----- THE DATA -----

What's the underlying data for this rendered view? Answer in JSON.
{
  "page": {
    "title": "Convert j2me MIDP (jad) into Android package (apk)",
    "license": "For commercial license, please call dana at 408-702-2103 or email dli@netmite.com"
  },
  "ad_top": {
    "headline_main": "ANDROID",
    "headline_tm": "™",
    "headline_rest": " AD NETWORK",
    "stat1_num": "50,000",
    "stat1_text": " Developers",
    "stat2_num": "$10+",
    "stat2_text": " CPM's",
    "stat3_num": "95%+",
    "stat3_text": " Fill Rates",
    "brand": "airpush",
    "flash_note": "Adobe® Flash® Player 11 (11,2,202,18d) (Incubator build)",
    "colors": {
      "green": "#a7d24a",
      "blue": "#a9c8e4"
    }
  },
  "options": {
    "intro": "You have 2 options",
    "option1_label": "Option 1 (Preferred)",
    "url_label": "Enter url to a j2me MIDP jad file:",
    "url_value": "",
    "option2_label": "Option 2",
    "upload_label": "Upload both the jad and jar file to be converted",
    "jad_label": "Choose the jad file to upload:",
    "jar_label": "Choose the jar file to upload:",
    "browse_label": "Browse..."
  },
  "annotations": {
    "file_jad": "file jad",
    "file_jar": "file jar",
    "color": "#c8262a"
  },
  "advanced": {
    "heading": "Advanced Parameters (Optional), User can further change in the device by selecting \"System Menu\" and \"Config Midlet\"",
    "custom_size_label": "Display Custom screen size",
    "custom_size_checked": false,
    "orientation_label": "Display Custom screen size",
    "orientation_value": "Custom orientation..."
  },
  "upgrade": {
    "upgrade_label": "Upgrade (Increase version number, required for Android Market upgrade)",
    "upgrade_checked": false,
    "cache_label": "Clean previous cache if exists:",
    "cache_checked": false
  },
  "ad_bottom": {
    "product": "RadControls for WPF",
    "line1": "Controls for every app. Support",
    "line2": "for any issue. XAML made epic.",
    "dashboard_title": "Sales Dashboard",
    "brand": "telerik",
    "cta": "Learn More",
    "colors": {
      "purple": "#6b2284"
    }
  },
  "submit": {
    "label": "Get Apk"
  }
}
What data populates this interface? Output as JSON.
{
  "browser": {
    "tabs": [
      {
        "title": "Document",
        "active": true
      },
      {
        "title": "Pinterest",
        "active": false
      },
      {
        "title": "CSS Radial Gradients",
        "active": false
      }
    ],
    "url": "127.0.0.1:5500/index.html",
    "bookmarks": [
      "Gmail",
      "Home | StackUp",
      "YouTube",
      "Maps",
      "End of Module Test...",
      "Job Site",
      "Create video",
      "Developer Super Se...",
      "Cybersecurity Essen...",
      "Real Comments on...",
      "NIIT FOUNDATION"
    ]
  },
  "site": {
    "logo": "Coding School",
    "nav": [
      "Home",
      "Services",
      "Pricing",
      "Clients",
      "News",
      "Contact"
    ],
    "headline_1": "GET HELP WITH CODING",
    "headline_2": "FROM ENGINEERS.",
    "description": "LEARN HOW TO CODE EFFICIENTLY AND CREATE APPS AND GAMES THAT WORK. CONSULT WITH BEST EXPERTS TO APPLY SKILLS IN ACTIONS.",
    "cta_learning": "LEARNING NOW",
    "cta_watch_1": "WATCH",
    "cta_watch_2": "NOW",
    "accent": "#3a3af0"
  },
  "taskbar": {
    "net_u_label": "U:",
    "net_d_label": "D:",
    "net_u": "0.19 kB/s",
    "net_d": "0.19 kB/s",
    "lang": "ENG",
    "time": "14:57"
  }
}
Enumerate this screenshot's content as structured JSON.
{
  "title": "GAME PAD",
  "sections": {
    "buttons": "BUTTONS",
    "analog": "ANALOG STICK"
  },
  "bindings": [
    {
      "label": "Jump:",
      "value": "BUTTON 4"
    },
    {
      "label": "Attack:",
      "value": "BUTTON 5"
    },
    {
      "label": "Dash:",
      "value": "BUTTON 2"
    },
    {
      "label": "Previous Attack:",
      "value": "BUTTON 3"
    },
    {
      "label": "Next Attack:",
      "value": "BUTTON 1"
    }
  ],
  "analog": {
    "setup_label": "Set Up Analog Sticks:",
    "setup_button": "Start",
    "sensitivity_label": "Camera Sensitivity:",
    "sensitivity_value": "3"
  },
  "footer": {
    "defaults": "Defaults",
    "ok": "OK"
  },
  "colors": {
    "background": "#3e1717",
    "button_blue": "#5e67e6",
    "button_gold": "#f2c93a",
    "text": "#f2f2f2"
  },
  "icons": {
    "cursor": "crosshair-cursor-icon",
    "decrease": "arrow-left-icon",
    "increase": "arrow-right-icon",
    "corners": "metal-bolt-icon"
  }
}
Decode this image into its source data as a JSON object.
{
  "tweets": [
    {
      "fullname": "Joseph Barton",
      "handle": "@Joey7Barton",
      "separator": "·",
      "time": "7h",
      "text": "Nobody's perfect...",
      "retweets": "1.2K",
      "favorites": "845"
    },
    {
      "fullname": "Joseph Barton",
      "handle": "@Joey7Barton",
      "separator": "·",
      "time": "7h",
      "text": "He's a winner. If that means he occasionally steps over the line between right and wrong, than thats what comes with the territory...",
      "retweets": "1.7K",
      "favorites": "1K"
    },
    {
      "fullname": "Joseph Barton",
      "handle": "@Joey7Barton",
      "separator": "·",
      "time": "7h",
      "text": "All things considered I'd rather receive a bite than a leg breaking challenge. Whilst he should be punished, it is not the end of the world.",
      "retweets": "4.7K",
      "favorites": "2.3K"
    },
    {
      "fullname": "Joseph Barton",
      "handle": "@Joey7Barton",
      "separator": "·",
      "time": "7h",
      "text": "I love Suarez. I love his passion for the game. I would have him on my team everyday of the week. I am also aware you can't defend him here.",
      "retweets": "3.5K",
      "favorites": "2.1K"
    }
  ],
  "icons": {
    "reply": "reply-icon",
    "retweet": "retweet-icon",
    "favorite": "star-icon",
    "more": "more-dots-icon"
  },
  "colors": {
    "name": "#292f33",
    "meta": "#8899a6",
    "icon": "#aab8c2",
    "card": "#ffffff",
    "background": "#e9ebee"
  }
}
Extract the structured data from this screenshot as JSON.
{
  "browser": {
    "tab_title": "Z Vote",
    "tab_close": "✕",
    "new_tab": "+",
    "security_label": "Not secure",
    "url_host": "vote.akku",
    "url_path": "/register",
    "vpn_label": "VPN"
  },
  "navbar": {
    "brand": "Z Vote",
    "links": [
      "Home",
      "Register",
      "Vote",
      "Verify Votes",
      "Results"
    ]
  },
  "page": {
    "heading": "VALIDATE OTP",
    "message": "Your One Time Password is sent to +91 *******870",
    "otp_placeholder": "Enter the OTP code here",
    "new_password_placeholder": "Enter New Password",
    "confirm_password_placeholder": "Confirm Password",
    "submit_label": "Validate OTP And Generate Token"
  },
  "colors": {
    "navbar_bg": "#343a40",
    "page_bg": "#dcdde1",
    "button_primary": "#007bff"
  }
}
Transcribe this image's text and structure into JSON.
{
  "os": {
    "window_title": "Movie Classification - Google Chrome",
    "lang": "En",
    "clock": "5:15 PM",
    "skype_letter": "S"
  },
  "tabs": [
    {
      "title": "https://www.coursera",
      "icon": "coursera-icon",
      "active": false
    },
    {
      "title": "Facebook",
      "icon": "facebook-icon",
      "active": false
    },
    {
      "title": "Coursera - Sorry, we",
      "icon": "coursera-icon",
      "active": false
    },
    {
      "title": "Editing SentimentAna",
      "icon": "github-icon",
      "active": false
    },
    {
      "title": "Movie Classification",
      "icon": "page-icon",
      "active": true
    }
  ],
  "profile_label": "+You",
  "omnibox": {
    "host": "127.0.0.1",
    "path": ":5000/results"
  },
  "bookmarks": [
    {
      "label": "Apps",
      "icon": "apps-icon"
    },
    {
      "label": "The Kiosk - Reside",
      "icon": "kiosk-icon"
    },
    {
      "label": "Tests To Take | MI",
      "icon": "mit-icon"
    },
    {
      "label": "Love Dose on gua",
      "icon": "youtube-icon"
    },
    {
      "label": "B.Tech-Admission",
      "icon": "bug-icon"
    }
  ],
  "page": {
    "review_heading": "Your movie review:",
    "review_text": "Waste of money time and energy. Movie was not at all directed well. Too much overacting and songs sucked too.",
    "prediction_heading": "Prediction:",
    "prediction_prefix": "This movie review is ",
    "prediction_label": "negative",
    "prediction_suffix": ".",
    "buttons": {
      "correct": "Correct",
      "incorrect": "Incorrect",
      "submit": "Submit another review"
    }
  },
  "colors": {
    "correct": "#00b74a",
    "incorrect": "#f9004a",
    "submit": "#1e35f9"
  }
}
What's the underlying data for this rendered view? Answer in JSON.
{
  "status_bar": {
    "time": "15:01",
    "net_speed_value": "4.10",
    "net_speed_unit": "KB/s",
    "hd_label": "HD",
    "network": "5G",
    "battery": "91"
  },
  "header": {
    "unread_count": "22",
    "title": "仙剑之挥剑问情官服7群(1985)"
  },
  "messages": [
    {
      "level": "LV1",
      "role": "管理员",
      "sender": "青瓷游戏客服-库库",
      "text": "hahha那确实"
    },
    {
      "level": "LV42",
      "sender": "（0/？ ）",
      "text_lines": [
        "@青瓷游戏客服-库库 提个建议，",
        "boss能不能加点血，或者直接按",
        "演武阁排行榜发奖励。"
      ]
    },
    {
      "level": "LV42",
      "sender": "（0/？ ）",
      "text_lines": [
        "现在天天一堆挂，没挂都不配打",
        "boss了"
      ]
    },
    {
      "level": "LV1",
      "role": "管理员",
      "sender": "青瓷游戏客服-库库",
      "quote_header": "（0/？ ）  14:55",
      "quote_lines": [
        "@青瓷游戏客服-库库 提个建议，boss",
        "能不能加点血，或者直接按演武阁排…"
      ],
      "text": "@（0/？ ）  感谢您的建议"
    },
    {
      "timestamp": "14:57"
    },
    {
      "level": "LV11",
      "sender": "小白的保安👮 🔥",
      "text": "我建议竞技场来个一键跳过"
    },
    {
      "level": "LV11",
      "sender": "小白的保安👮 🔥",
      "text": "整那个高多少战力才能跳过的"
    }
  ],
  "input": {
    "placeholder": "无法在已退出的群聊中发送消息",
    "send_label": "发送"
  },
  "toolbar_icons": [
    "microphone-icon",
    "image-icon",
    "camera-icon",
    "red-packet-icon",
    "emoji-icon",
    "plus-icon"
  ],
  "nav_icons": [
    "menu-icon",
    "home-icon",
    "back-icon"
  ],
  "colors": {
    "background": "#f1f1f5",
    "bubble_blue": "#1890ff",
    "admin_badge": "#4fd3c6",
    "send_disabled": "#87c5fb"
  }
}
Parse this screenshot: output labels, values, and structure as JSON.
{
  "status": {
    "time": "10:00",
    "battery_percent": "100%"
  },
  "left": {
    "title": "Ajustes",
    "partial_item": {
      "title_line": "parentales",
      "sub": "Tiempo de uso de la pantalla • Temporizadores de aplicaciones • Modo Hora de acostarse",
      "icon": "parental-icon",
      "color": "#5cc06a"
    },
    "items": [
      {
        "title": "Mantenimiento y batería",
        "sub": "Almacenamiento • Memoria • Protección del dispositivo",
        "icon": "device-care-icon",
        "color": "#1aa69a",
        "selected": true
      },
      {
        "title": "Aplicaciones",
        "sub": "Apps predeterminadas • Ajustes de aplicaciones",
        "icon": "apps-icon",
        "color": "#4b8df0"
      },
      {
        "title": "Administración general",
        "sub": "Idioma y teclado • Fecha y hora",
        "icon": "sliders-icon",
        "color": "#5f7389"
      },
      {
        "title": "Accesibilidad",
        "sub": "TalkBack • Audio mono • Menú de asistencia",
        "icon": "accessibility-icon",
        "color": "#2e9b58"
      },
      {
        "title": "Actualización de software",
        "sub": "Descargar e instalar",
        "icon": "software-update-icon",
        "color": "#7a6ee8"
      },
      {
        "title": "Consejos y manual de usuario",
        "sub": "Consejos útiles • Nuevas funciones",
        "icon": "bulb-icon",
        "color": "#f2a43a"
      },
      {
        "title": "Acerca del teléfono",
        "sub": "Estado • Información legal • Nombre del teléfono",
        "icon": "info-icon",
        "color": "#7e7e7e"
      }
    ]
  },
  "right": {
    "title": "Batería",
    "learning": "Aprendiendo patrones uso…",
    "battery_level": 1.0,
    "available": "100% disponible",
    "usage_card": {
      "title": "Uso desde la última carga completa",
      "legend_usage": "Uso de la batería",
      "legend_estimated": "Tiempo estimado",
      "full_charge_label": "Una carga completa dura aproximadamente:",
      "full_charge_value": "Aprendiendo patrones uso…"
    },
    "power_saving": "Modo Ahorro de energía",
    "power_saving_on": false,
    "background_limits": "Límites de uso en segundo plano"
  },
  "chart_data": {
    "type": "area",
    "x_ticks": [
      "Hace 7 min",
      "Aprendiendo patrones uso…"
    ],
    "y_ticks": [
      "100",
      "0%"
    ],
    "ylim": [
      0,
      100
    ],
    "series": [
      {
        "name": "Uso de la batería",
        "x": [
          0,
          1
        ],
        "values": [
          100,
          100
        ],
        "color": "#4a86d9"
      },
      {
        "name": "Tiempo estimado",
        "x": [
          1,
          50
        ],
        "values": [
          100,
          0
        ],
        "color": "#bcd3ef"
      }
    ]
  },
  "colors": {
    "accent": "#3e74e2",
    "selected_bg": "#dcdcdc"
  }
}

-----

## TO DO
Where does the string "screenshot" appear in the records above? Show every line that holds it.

## WORKED SOLUTION
Enumerate this screenshot's content as structured JSON.
Extract the structured data from this screenshot as JSON.
Parse this screenshot: output labels, values, and structure as JSON.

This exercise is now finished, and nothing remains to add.